* [Supplied material]:
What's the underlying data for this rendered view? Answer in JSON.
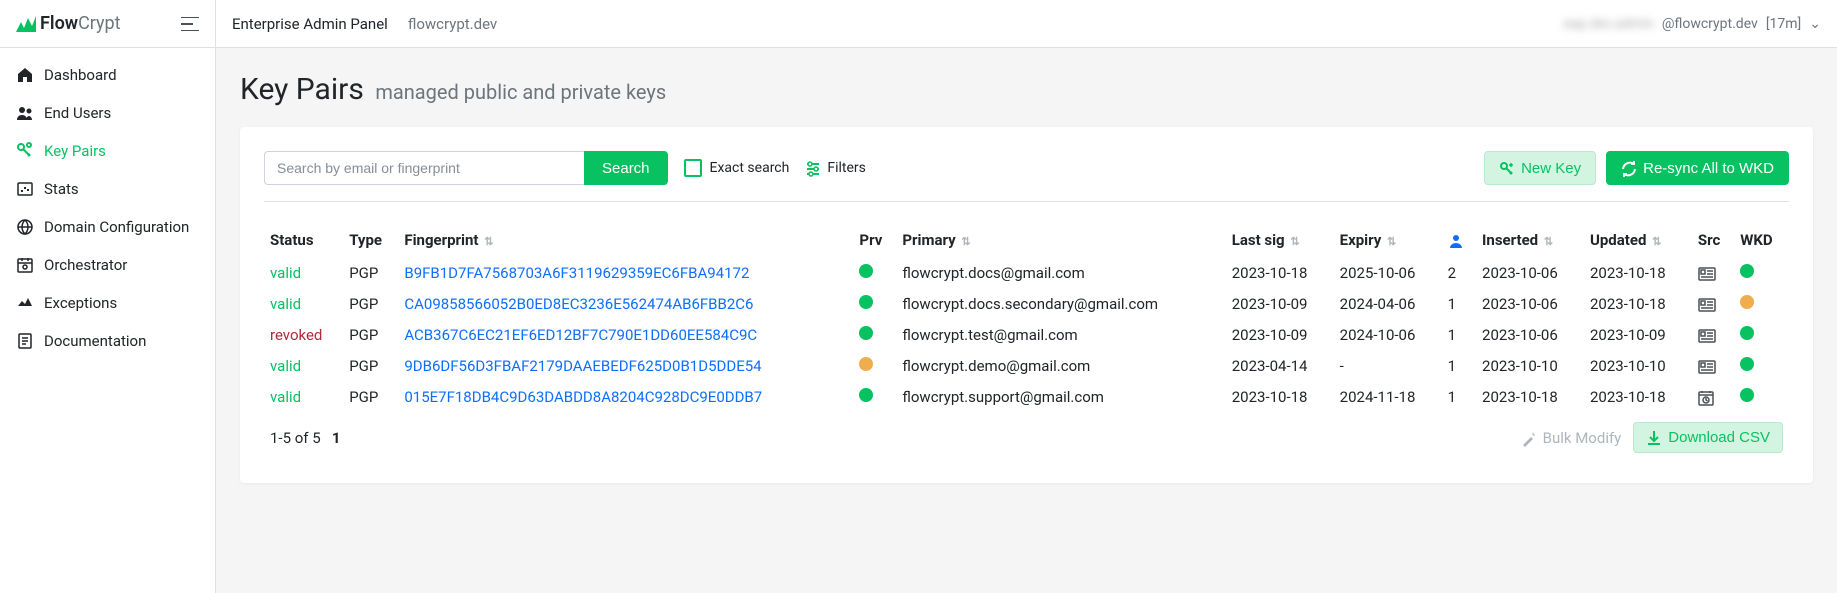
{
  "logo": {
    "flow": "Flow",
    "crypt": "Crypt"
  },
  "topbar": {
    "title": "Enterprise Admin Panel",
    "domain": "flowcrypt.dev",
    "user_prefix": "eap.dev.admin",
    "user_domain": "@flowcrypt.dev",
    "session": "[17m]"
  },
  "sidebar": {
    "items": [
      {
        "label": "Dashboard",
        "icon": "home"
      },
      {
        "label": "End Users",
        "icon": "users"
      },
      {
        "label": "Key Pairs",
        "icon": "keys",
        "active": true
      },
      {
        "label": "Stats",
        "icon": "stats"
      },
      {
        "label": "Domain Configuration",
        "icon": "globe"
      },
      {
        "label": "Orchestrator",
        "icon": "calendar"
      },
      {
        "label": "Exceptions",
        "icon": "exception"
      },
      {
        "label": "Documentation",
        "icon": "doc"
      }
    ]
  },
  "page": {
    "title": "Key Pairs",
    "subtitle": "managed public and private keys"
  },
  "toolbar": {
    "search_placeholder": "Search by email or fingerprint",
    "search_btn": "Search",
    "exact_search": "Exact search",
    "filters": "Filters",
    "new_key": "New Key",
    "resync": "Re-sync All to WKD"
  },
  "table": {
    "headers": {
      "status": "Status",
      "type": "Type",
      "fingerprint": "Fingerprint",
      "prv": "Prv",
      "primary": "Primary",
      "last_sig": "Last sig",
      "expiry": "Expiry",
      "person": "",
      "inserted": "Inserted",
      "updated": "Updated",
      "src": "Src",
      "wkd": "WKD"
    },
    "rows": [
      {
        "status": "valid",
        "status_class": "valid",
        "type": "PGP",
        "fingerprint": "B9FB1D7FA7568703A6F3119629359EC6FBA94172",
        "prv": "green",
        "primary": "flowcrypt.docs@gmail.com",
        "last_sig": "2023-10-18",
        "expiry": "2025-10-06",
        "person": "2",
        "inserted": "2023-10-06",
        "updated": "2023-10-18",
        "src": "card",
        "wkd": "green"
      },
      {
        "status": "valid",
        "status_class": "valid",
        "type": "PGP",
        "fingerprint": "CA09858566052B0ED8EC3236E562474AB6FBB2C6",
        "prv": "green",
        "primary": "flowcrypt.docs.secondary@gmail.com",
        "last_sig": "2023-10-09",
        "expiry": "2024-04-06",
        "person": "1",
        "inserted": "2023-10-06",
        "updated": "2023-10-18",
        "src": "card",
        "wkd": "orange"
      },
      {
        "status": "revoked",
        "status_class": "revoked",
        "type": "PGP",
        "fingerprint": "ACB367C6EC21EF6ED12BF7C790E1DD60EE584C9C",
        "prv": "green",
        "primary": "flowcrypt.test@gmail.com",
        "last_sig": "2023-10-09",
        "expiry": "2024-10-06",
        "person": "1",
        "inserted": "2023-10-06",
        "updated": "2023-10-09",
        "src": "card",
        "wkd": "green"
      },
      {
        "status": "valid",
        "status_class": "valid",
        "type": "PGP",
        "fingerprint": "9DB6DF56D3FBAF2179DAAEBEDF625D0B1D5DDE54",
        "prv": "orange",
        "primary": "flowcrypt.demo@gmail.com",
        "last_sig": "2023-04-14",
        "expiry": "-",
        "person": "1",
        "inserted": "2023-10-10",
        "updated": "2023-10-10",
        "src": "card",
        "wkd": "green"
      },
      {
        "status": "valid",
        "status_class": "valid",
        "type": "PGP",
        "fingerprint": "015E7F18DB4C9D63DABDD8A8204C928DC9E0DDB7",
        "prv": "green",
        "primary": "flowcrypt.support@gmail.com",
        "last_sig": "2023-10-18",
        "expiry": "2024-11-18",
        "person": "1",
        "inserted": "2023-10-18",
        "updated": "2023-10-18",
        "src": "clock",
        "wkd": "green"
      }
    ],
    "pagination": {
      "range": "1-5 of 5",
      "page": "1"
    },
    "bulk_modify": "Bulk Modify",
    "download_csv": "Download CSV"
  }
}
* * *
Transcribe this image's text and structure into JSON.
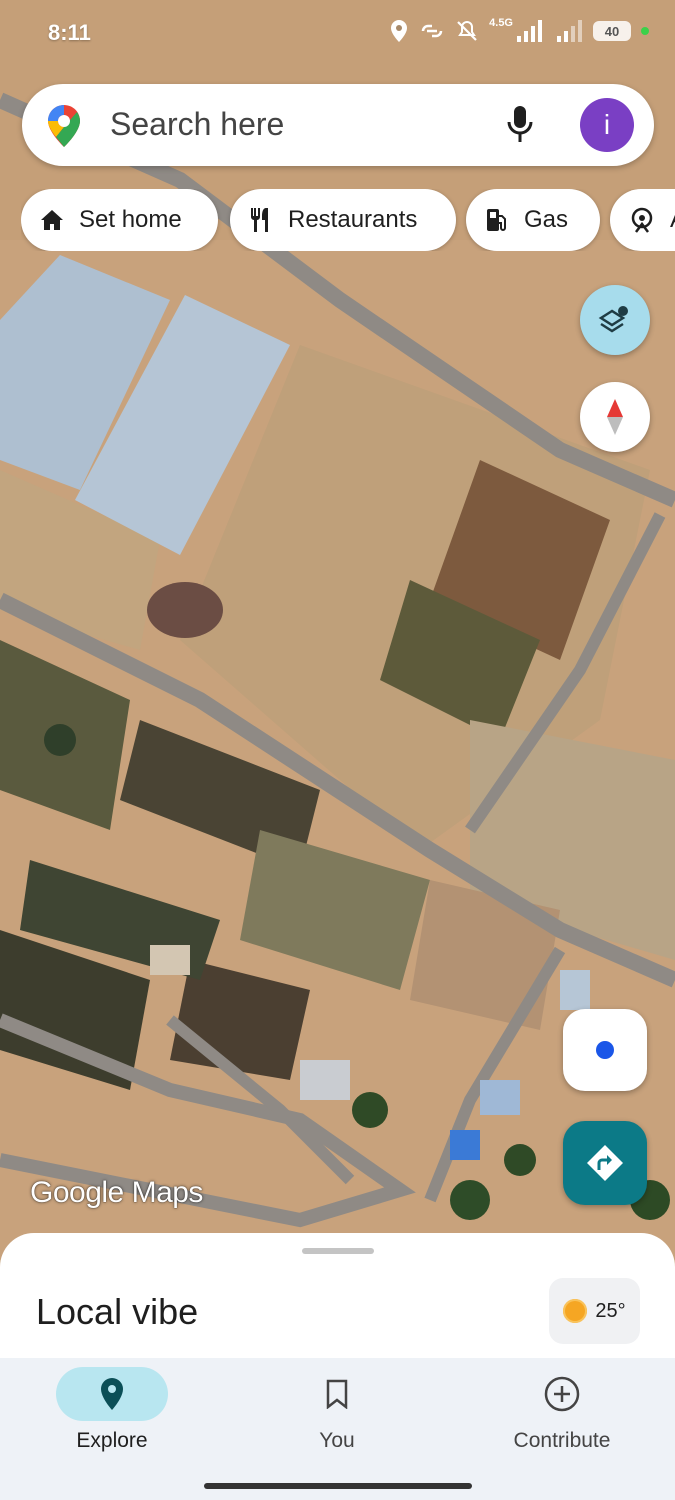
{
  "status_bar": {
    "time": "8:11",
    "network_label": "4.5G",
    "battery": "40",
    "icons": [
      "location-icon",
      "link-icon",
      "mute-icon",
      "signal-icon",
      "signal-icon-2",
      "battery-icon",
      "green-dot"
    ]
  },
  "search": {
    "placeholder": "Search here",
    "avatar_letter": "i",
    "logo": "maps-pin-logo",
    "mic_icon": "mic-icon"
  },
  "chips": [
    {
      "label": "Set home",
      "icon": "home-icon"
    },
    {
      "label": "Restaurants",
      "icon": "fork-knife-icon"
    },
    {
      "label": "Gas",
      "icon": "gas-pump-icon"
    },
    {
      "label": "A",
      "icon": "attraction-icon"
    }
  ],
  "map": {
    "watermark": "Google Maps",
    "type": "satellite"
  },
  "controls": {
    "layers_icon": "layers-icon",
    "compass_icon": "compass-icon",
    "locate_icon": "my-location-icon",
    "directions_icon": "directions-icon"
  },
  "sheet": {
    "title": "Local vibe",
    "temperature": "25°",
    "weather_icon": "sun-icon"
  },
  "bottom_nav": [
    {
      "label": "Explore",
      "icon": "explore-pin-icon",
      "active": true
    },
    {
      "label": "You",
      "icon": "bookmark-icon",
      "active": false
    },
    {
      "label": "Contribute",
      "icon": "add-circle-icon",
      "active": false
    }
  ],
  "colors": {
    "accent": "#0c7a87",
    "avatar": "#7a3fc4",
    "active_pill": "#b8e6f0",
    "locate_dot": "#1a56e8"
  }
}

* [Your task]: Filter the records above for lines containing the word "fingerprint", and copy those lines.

* [Your solution]:
    "search_placeholder": "Search by email or fingerprint",
      "fingerprint": "Fingerprint",
        "fingerprint": "B9FB1D7FA7568703A6F3119629359EC6FBA94172",
        "fingerprint": "CA09858566052B0ED8EC3236E562474AB6FBB2C6",
        "fingerprint": "ACB367C6EC21EF6ED12BF7C790E1DD60EE584C9C",
        "fingerprint": "9DB6DF56D3FBAF2179DAAEBEDF625D0B1D5DDE54",
        "fingerprint": "015E7F18DB4C9D63DABDD8A8204C928DC9E0DDB7",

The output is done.